Curious about what part each of these teams plays in the development? Byeonghwi breaks it down:

concept art 1
  • “The Scenario team develops the character’s concept, story, and all their dialogues.”
  • “The Character Artwork team creates sketches to establish the character’s visual aspects—not just how the character looks, but how various costumes will look on the character. We then look at those sketches, and discuss how we can tweak it to really highlight the character’s charm. This step usually generates a lot of interesting material for the Scenario team to draw on, so they are heavily involved at this point.”
  • “The 3D Character Design team does the modeling, and the Animation team creates the character’s motions and applies them to the model the 3D Character Design team created.”
  • “Finally, the Character Design team develops all of the character’s skills, and ties all of the other teams’ work together to make the character come alive.”

Surprisingly, Byeonghwi reveals that assigning a character to a Closers team—the Black Lambs, Wildhüters, and so on—is one of the first things they do. They conceive characters with a specific team in mind, and the character has to fit the team’s “theme,” so that they mesh together. “For example,” he says, “the Black Lambs share the common theme of all being underage, and have a relatively positive outlook on life—but the Wolf Dogs are a variety of ages, and are generally less enthusiastic about their circumstances.”

Byeonghwi and his team get a lot of their inspiration for new characters from movies, including animated films and American dramas. He says he also reads a lot, and plays a lot of mobile games: “I need to stay up to date with new trends in gaming and pop culture.”

So how does all of that apply to the development of Seth specifically? Byeonghwi says that Seth was meant all along to be a counterpart to Bai, the same way Luna and Soma are counterparts to Wolfgang—a “student-and-mentor” relationship.

concept art 2

“Obviously, Bai is still pretty inexperienced herself,” he says, “but she’s still more emotionally mature than Seth, so we felt we could establish that kind of connection between them. And it helped that it really fit with the theme of the Wildhüter Closers—the theme where they learn something from the adults they interact with, and it helps them mature and overcome their personal issues.”

Byeonghwi says that part of their relationship comes from watching a popular Korean television show about raising and caring for children.

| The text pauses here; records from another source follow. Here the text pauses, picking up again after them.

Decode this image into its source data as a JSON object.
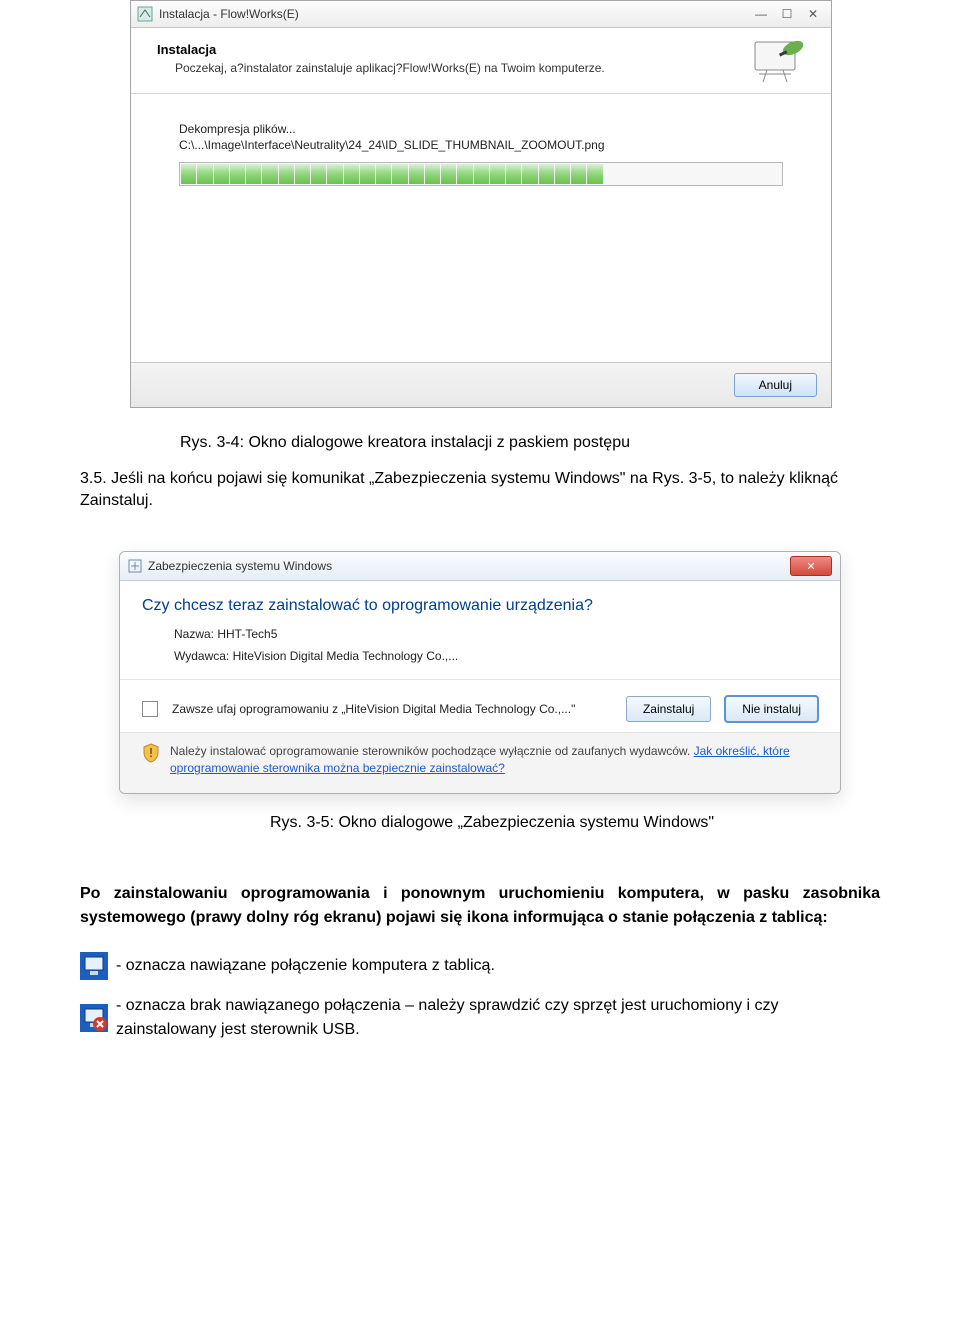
{
  "installer": {
    "window_title": "Instalacja - Flow!Works(E)",
    "header_title": "Instalacja",
    "header_sub": "Poczekaj, a?instalator zainstaluje aplikacj?Flow!Works(E) na Twoim komputerze.",
    "status_line1": "Dekompresja plików...",
    "status_line2": "C:\\...\\Image\\Interface\\Neutrality\\24_24\\ID_SLIDE_THUMBNAIL_ZOOMOUT.png",
    "cancel_label": "Anuluj",
    "progress_filled": 26,
    "progress_total": 37
  },
  "caption_3_4": "Rys. 3-4: Okno dialogowe kreatora instalacji z paskiem postępu",
  "para_3_5": "3.5. Jeśli na końcu pojawi się komunikat „Zabezpieczenia systemu Windows\" na Rys. 3-5, to należy kliknąć Zainstaluj.",
  "security": {
    "window_title": "Zabezpieczenia systemu Windows",
    "question": "Czy chcesz teraz zainstalować to oprogramowanie urządzenia?",
    "name_label": "Nazwa: HHT-Tech5",
    "publisher_label": "Wydawca: HiteVision Digital Media Technology Co.,...",
    "trust_text": "Zawsze ufaj oprogramowaniu z „HiteVision Digital Media Technology Co.,...\"",
    "install_label": "Zainstaluj",
    "noinstall_label": "Nie instaluj",
    "warn_text_1": "Należy instalować oprogramowanie sterowników pochodzące wyłącznie od zaufanych wydawców. ",
    "warn_link": "Jak określić, które oprogramowanie sterownika można bezpiecznie zainstalować?"
  },
  "caption_3_5": "Rys. 3-5: Okno dialogowe „Zabezpieczenia systemu Windows\"",
  "body_after": "Po zainstalowaniu oprogramowania i ponownym uruchomieniu komputera, w pasku zasobnika systemowego (prawy dolny róg ekranu) pojawi się ikona informująca o stanie połączenia z tablicą:",
  "legend_connected": " - oznacza nawiązane połączenie komputera z tablicą.",
  "legend_disconnected": " - oznacza brak nawiązanego połączenia – należy sprawdzić czy sprzęt jest uruchomiony i czy zainstalowany jest sterownik USB."
}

“This show was packed with a lot of emotion, particularly since a lot of us at Naddic have been raising children of our own. We wanted to instill some of that emotion into the character: the bittersweet feeling of a child learning to take responsibility, and discovering new things, and experiencing not just the pain of failure, but the pride of finally succeeding. So, we envisioned Seth as kind of a fretful child, just learning about the world, and growing up a little more each time she goes out.”

concept art 4

We tried to pry a little bit more out of Byeonghwi, about what new characters he and his team might have in the works—but he was too cagey for us. “Well, that’s obviously top-secret for now—but I can tell you that I’ve been reading and watching a lot of science fiction, medieval fantasy…and cowboy movies. Maybe we’ll see some combination of all that in an upcoming character!”

That’s our very first Developer Spotlight. I hope you found it interesting. I personally learned a lot from Byeonghwi and all the teams he works with. That’s a lot of stuff to manage in just 6 months! I’m definitely impressed. I got emotional by the end, poor Seth! I hope she grows up and overcomes the hardship that she’s been dealt; I think she’s strong enough to!

Don’t forget, this isn’t the last Developer Spotlight you’ll see, so if you have any thoughts, questions, or want to hear about another part of Naddic’s development process, please let us know! Thanks, and welcome to the team, Seth!

Share

JOIN THE CONVERSATION